- strengthen the economy through a transparent, consistent and predictable insolvency regime to promote better investment, economic growth and stability.
Foreign Investment in Education Services
By Notification No. 7/2018 dated 20 April 2018, the Myanmar Investment Commission ("MIC") has opened fully the range of permitted investment activities in education services. Foreign investors are permitted to contribute 100% of the capital investment needed for a particular education service and the notification makes explicit reference to foreign government organisations being permitted to do this too. Full capital investment by Myanmar citizens or organisations and joint capital investments between Myanmar and foreign investors are also permitted.

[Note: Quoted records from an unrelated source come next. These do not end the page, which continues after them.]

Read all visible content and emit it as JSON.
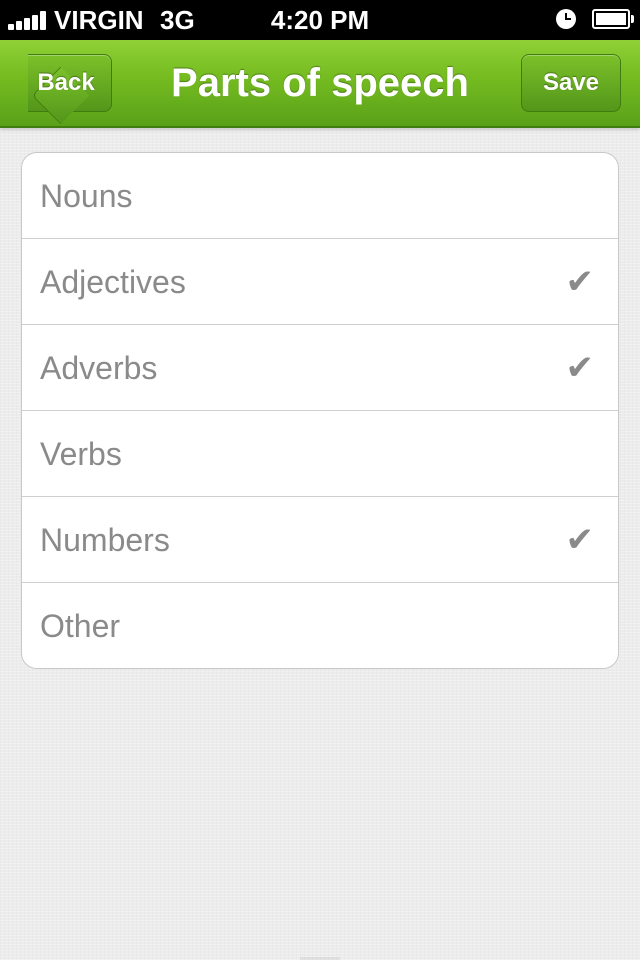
{
  "status_bar": {
    "carrier": "VIRGIN",
    "network": "3G",
    "time": "4:20 PM",
    "signal_icon": "signal-bars-icon",
    "alarm_icon": "alarm-clock-icon",
    "battery_icon": "battery-icon"
  },
  "nav_bar": {
    "title": "Parts of speech",
    "back_label": "Back",
    "save_label": "Save",
    "color": "#74bb20"
  },
  "list": {
    "items": [
      {
        "label": "Nouns",
        "checked": false
      },
      {
        "label": "Adjectives",
        "checked": true
      },
      {
        "label": "Adverbs",
        "checked": true
      },
      {
        "label": "Verbs",
        "checked": false
      },
      {
        "label": "Numbers",
        "checked": true
      },
      {
        "label": "Other",
        "checked": false
      }
    ],
    "check_glyph": "✔",
    "check_icon": "checkmark-icon",
    "text_color": "#8a8a8a"
  }
}
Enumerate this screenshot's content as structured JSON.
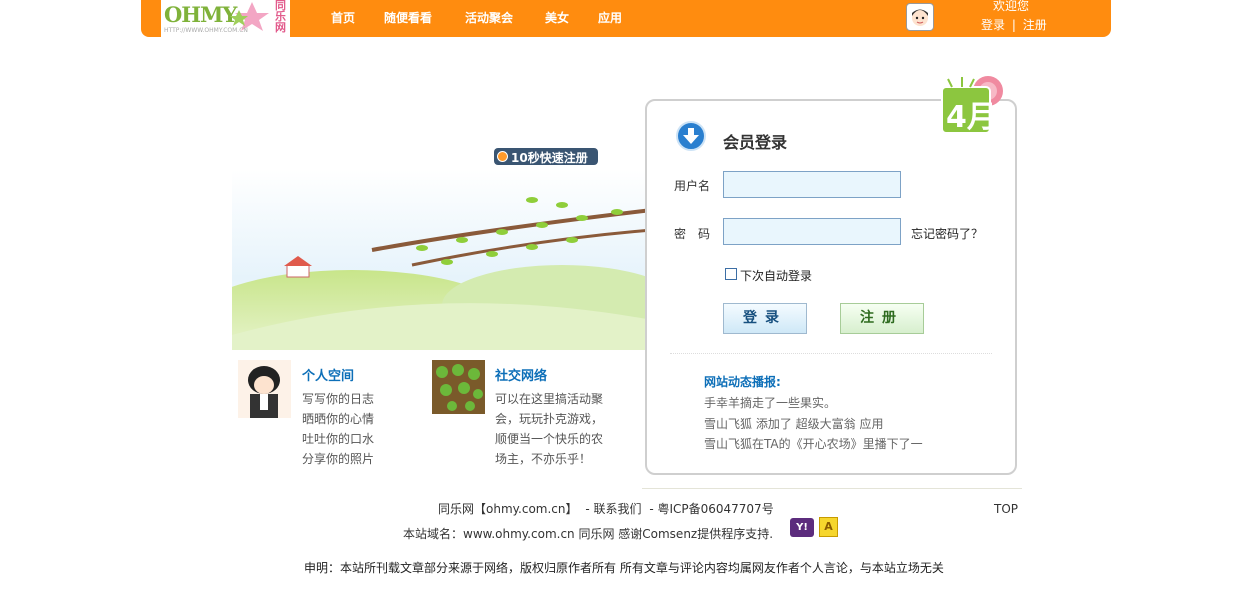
{
  "header": {
    "logo": {
      "brand": "OHMY",
      "cn": "同乐网",
      "url": "HTTP://WWW.OHMY.COM.CN"
    },
    "nav": [
      "首页",
      "随便看看",
      "活动聚会",
      "美女",
      "应用"
    ],
    "welcome": "欢迎您",
    "login_link": "登录",
    "divider": "|",
    "register_link": "注册"
  },
  "promo": {
    "quick_register": "10秒快速注册"
  },
  "badge": {
    "label": "4月"
  },
  "features": [
    {
      "title": "个人空间",
      "lines": [
        "写写你的日志",
        "晒晒你的心情",
        "吐吐你的口水",
        "分享你的照片"
      ]
    },
    {
      "title": "社交网络",
      "lines": [
        "可以在这里搞活动聚",
        "会，玩玩扑克游戏，",
        "顺便当一个快乐的农",
        "场主，不亦乐乎！"
      ]
    }
  ],
  "login": {
    "title": "会员登录",
    "username_label": "用户名",
    "password_label": "密　码",
    "username_value": "",
    "password_value": "",
    "forgot": "忘记密码了？",
    "remember": "下次自动登录",
    "login_button": "登录",
    "register_button": "注册"
  },
  "news": {
    "title": "网站动态播报:",
    "items": [
      "手幸羊摘走了一些果实。",
      "雪山飞狐  添加了  超级大富翁  应用",
      "雪山飞狐在TA的《开心农场》里播下了一"
    ]
  },
  "footer": {
    "line1_site": "同乐网【ohmy.com.cn】",
    "line1_contact": "- 联系我们",
    "line1_icp": "- 粤ICP备06047707号",
    "line2": "本站域名：www.ohmy.com.cn 同乐网 感谢Comsenz提供程序支持.",
    "top": "TOP",
    "disclaimer": "申明：本站所刊载文章部分来源于网络，版权归原作者所有  所有文章与评论内容均属网友作者个人言论，与本站立场无关",
    "y_icon": "Y!",
    "a_icon": "A"
  },
  "colors": {
    "header": "#ff8c0f",
    "link": "#0d6fb8",
    "input_bg": "#e9f6fd"
  }
}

Investors may now open basic education schools (ranging from kindergartens to high schools), technical, vocational and training schools as well as higher education facilities and subject based schools. These schools are to comply with the Myanmar Investment Law and Rules, Notifications issued by the Myanmar Investment Commission and National Education Law (2014).
Power Generation Update
Myanma Petrochemical Enterprise ("MPE") has revealed plans to build a new oil refinery with a capacity of 2 million tonnes per year in Magwe Region under a public private partnership. There are currently only two oil refineries in Myanmar, opened in the 1950s/60s. Construction of the new refinery is expected to take between 3 and 5 years.
A joint venture between MPE and Asia AVA Gas Company sees them undertaking a project enabling the import, storage and distribution of liquefied petroleum gas in Myanmar. The project, involving an initial investment of US$60 million, will include construction of a jetty, storage tanks, loading and unloading facilities and a gas-filing plant.
The government has made a promise to electrify the country fully by 2030 and these recent developments are encouraging for those looking to invest in Myanmar’s growing power sector.
DICA and MIC Investment Guide
A new investment guide has been issued by the Directorate of Investment and Company Administration (DICA).
The guide provides an overview of the investment opportunities in Myanmar together with a comprehensive overview of the procedures and steps that foreign investors need to follow including incorporating a local company. The guide also includes the breakdown of the existing taxation regime and the use of Special Economic Zones.
The guide reminds potential investors that while most foreign invested projects no longer require approval from MIC, those meeting certain criteria will continue to do so. These include businesses that are strategic to Myanmar, have large capital investments, have a large potential impact on the environment and local community, involve State-owned land, or are designated by the Government as needing a permit.